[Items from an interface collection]
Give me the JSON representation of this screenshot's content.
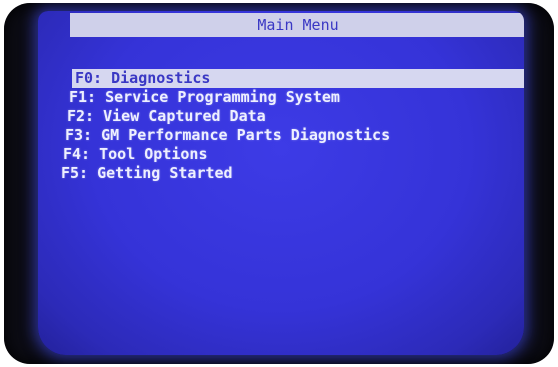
{
  "header": {
    "title": "Main Menu"
  },
  "menu": {
    "items": [
      {
        "label": "F0: Diagnostics",
        "selected": true
      },
      {
        "label": "F1: Service Programming System",
        "selected": false
      },
      {
        "label": "F2: View Captured Data",
        "selected": false
      },
      {
        "label": "F3: GM Performance Parts Diagnostics",
        "selected": false
      },
      {
        "label": "F4: Tool Options",
        "selected": false
      },
      {
        "label": "F5: Getting Started",
        "selected": false
      }
    ]
  },
  "colors": {
    "screen_background": "#3533d8",
    "highlight_bar": "#d6d7f0",
    "text": "#eef0ff"
  }
}
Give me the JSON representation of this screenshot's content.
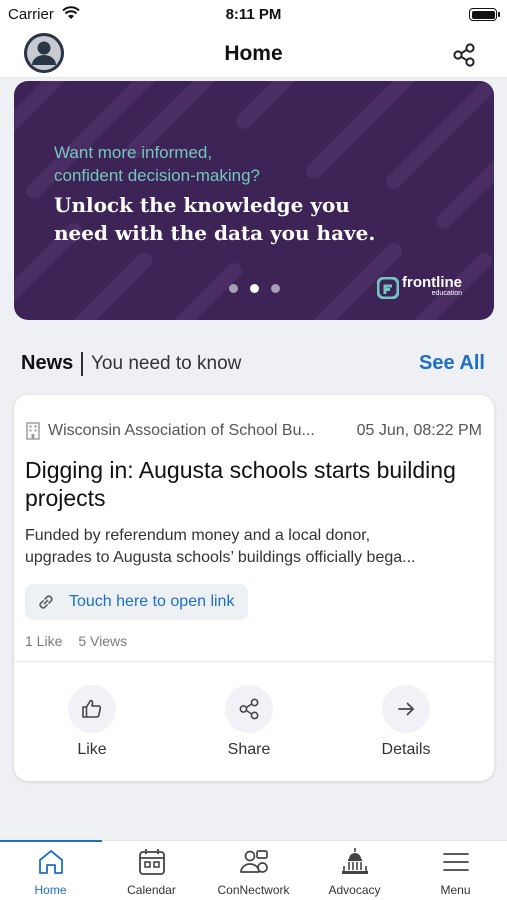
{
  "status_bar": {
    "carrier": "Carrier",
    "time": "8:11 PM"
  },
  "header": {
    "title": "Home"
  },
  "banner": {
    "question_line1": "Want more informed,",
    "question_line2": "confident decision-making?",
    "headline_line1": "Unlock the knowledge you",
    "headline_line2": "need with the data you have.",
    "brand_name": "frontline",
    "brand_sub": "education",
    "slide_count": 3,
    "active_slide": 2
  },
  "news": {
    "title": "News",
    "subtitle": "You need to know",
    "see_all": "See All"
  },
  "card": {
    "source": "Wisconsin Association of School Bu...",
    "date": "05 Jun, 08:22 PM",
    "title": "Digging in: Augusta schools starts building projects",
    "body_line1": "Funded by referendum money and a local donor,",
    "body_line2": "upgrades to Augusta schools’ buildings officially bega...",
    "link_label": "Touch here to open link",
    "likes": "1 Like",
    "views": "5 Views",
    "actions": {
      "like": "Like",
      "share": "Share",
      "details": "Details"
    }
  },
  "tabs": [
    {
      "label": "Home",
      "active": true
    },
    {
      "label": "Calendar",
      "active": false
    },
    {
      "label": "ConNectwork",
      "active": false
    },
    {
      "label": "Advocacy",
      "active": false
    },
    {
      "label": "Menu",
      "active": false
    }
  ],
  "colors": {
    "accent": "#1d6fc4",
    "banner_bg": "#3e2456",
    "banner_teal": "#73c6c0"
  }
}
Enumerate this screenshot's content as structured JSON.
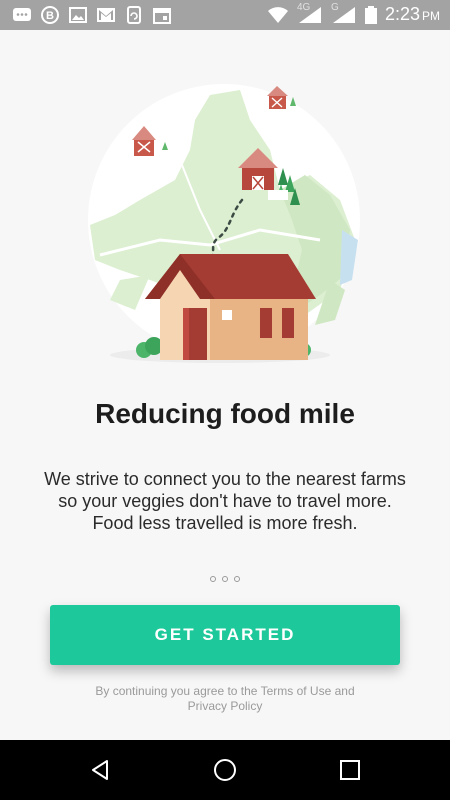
{
  "status_bar": {
    "time": "2:23",
    "time_suffix": "PM",
    "network_4g": "4G",
    "network_g": "G",
    "left_icons": [
      "message-icon",
      "b-notification-icon",
      "image-icon",
      "gmail-icon",
      "sync-icon",
      "calendar-icon"
    ],
    "right_icons": [
      "wifi-icon",
      "signal-4g-icon",
      "signal-g-icon",
      "battery-icon"
    ]
  },
  "onboarding": {
    "title": "Reducing food mile",
    "description": "We strive to connect you to the nearest farms so your veggies don't have to travel more. Food less travelled is more fresh.",
    "pager": {
      "total_pages": 3,
      "current_page": 1
    },
    "cta_label": "GET STARTED",
    "terms": "By continuing you agree to the Terms of Use and Privacy Policy"
  },
  "nav_bar": {
    "icons": [
      "back-icon",
      "home-icon",
      "recents-icon"
    ]
  },
  "colors": {
    "accent": "#1dc99b",
    "status_bar": "#a3a3a3",
    "nav_bar": "#000000",
    "house_roof": "#a43c33",
    "house_wall": "#f6d6b2",
    "map_green": "#dcefd1"
  }
}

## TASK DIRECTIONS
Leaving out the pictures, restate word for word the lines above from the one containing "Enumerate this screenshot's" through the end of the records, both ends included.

## RESULT OF THIS TASK
Enumerate this screenshot's content as structured JSON.
{
  "status_bar": {
    "time": "2:23",
    "time_suffix": "PM",
    "network_4g": "4G",
    "network_g": "G",
    "left_icons": [
      "message-icon",
      "b-notification-icon",
      "image-icon",
      "gmail-icon",
      "sync-icon",
      "calendar-icon"
    ],
    "right_icons": [
      "wifi-icon",
      "signal-4g-icon",
      "signal-g-icon",
      "battery-icon"
    ]
  },
  "onboarding": {
    "title": "Reducing food mile",
    "description": "We strive to connect you to the nearest farms so your veggies don't have to travel more. Food less travelled is more fresh.",
    "pager": {
      "total_pages": 3,
      "current_page": 1
    },
    "cta_label": "GET STARTED",
    "terms": "By continuing you agree to the Terms of Use and Privacy Policy"
  },
  "nav_bar": {
    "icons": [
      "back-icon",
      "home-icon",
      "recents-icon"
    ]
  },
  "colors": {
    "accent": "#1dc99b",
    "status_bar": "#a3a3a3",
    "nav_bar": "#000000",
    "house_roof": "#a43c33",
    "house_wall": "#f6d6b2",
    "map_green": "#dcefd1"
  }
}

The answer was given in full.